Marcus Cureton scored all 13 of his points in the second half Friday, including a three-pointer from the left corner with 3:17 left, to give Brentwood the lead for good as the Indians held off Hills West, 68-58, in a non-league boys basketball game.
The Colts, led by Terry Harris' 22 points, were able to take a brief fourth-quarter lead after trailing by as many as 12 in the third.
"[Cureton] is a very good shooter and like all shooters, it takes a little while to come to life," Brentwood coach Anthony Jimenez said. "He deserves it. He never takes any time off, he works hard and he has such a good character that you want to see him be a leader."
Brentwood (5-1) was powered early on by freshman point guard Michael Almonacy, who scored 11 of his 13 points in the first half. Leading by nine at the break, the Indians ballooned their advantage to 48-36 on Cureton's trey off an Almonacy kick-out pass.
Back-to-back threes by Harris -- the last a Hail Mary lob at the third-quarter buzzer -- drew Hills West (2-1) to within five. The Colts then went to a full-court press that all but stymied Brentwood in the opening minutes of the fourth, leading to a 9-2 Hills West run and a one-point lead.
"We had to slow down our offense because we were rushing it a little," said Brentwood's Michael Certain, who finished with 10 points and nine rebounds. "We played smarter defense because they kept getting open shots and we had to shut it down."
After a Cureton foul shot and Certain jumper shifted the advantage back to Brentwood, Hills West's Marcus Solomon scored off a steal under his own basket and the Colts retook the lead. It was short-lived, as Cureton's three on the next possession ignited a 13-2 run to end the game. He scored eight points in the fourth quarter and had four steals for the game.

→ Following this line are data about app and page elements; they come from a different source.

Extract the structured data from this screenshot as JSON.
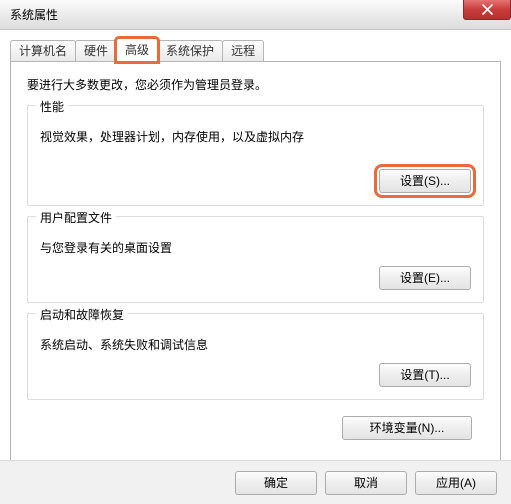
{
  "window": {
    "title": "系统属性"
  },
  "tabs": {
    "t0": "计算机名",
    "t1": "硬件",
    "t2": "高级",
    "t3": "系统保护",
    "t4": "远程"
  },
  "intro": "要进行大多数更改，您必须作为管理员登录。",
  "groups": {
    "performance": {
      "title": "性能",
      "desc": "视觉效果，处理器计划，内存使用，以及虚拟内存",
      "button": "设置(S)..."
    },
    "profiles": {
      "title": "用户配置文件",
      "desc": "与您登录有关的桌面设置",
      "button": "设置(E)..."
    },
    "startup": {
      "title": "启动和故障恢复",
      "desc": "系统启动、系统失败和调试信息",
      "button": "设置(T)..."
    }
  },
  "env_button": "环境变量(N)...",
  "bottom": {
    "ok": "确定",
    "cancel": "取消",
    "apply": "应用(A)"
  }
}
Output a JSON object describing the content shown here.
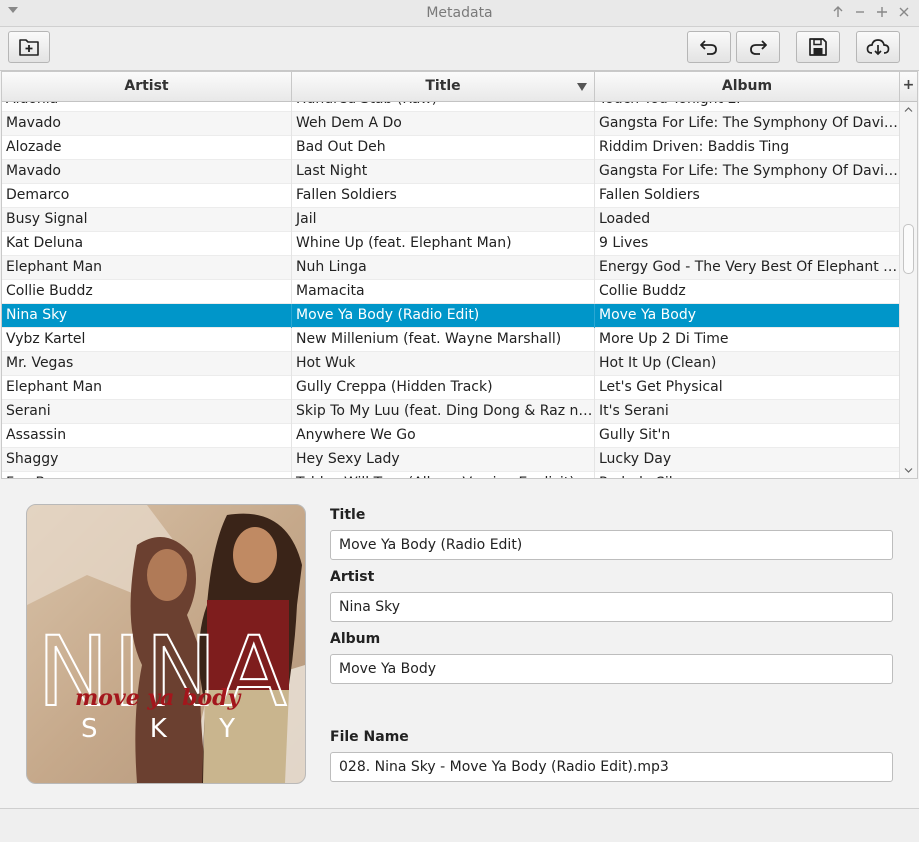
{
  "window": {
    "title": "Metadata"
  },
  "table": {
    "columns": [
      "Artist",
      "Title",
      "Album"
    ],
    "sorted_column": "Title",
    "add_column_symbol": "+",
    "rows": [
      {
        "artist": "Aidonia",
        "title": "Hundred Stab (Raw)",
        "album": "Touch You Tonight EP"
      },
      {
        "artist": "Mavado",
        "title": "Weh Dem A Do",
        "album": "Gangsta For Life: The Symphony Of David Br..."
      },
      {
        "artist": "Alozade",
        "title": "Bad Out Deh",
        "album": "Riddim Driven: Baddis Ting"
      },
      {
        "artist": "Mavado",
        "title": "Last Night",
        "album": "Gangsta For Life: The Symphony Of David Br..."
      },
      {
        "artist": "Demarco",
        "title": "Fallen Soldiers",
        "album": "Fallen Soldiers"
      },
      {
        "artist": "Busy Signal",
        "title": "Jail",
        "album": "Loaded"
      },
      {
        "artist": "Kat Deluna",
        "title": "Whine Up (feat. Elephant Man)",
        "album": "9 Lives"
      },
      {
        "artist": "Elephant Man",
        "title": "Nuh Linga",
        "album": "Energy God - The Very Best Of Elephant Man"
      },
      {
        "artist": "Collie Buddz",
        "title": "Mamacita",
        "album": "Collie Buddz"
      },
      {
        "artist": "Nina Sky",
        "title": "Move Ya Body (Radio Edit)",
        "album": "Move Ya Body",
        "selected": true
      },
      {
        "artist": "Vybz Kartel",
        "title": "New Millenium (feat. Wayne Marshall)",
        "album": "More Up 2 Di Time"
      },
      {
        "artist": "Mr. Vegas",
        "title": "Hot Wuk",
        "album": "Hot It Up (Clean)"
      },
      {
        "artist": "Elephant Man",
        "title": "Gully Creppa (Hidden Track)",
        "album": "Let's Get Physical"
      },
      {
        "artist": "Serani",
        "title": "Skip To My Luu (feat. Ding Dong & Raz n Big...",
        "album": "It's Serani"
      },
      {
        "artist": "Assassin",
        "title": "Anywhere We Go",
        "album": "Gully Sit'n"
      },
      {
        "artist": "Shaggy",
        "title": "Hey Sexy Lady",
        "album": "Lucky Day"
      },
      {
        "artist": "Fun Boy",
        "title": "Tables Will Turn (Album Version Explicit)",
        "album": "Prelude Silence"
      }
    ]
  },
  "details": {
    "title_label": "Title",
    "title_value": "Move Ya Body (Radio Edit)",
    "artist_label": "Artist",
    "artist_value": "Nina Sky",
    "album_label": "Album",
    "album_value": "Move Ya Body",
    "filename_label": "File Name",
    "filename_value": "028. Nina Sky - Move Ya Body (Radio Edit).mp3"
  },
  "album_art": {
    "big_text": "NINA",
    "subtitle": "move ya body",
    "small_text": "S K Y"
  },
  "colors": {
    "selection": "#0096c9",
    "art_subtitle": "#a3161c"
  }
}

"I was getting good looks from my point guard," Cureton said. "We slowed down the offense and we played with more poise and we were getting the ball into the right people's hands."
In this case, it was his, clamping down on the hot team with his own hot hand.